A13
Of other landscapes

Convenors:
Endre Danyi (Goethe University Frankfurt)
Michaela Spencer (Charles Darwin University)
Format:
Location:
Bowland North Seminar Room 6
Start time:
28 July, 2018 at 9:30
Session slots:
2

Short abstract:

We invite contributions that engage with situations where worlds meet, including worlds configured within differing practices of Indigenous and Western knowledge traditions, practices of governance and democracy, and other means of knowing and relating people and place.

Long abstract:
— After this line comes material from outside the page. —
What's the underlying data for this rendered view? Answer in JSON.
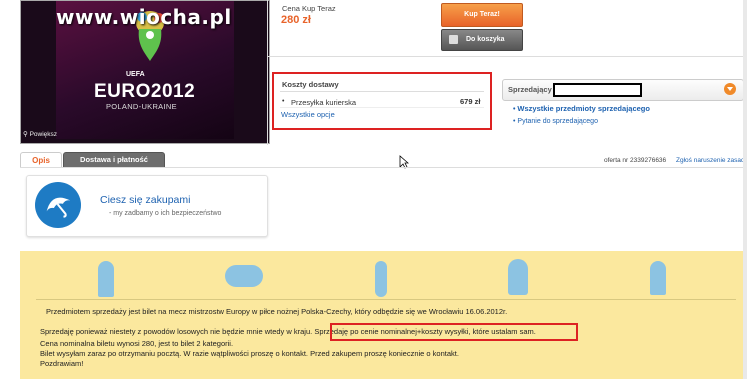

Where do worlds meet, and how? What count as good or bad meetings of worlds? And what are the implications of such meetings for analysis and politics? In this panel, we address these questions by focusing on 'landscapes' as both the objects of and the conditions for the meeting of worlds (ontologies, cosmologies, normativities). Although a 19th century variant of the term carries its own agenda (including aesthetic coherence, an outsider gaze, and a romantic fascination with the sublime), in the early 21st century it seems possible - and indeed necessary - to talk 'of other landscapes': heterotopic formations that point beyond environmentalism or urban fantasies of recreation, and accommodate meetings without presuming the settings in which they occur. The title of the panel is an indirect reference to Michel Foucault, who in his essay 'Of Other Spaces' defined heterotopias as places where different, seemingly incommensurable logics or orderings encounter each other. Though he argued that heterotopias are ubiquitous, his examples - cemeteries, zoological gardens, vacation villages - typically came from the (European) West. Our aim is to push this line of inquiry further and empirically explore moments and locations where different, seemingly incommensurable worlds encounter each other. We therefore invite contributions that engage with situations where worlds meet, including worlds configured within differing practices of Indigenous and Western knowledge traditions, practices of governance and democracy, and other means of knowing and relating people and place.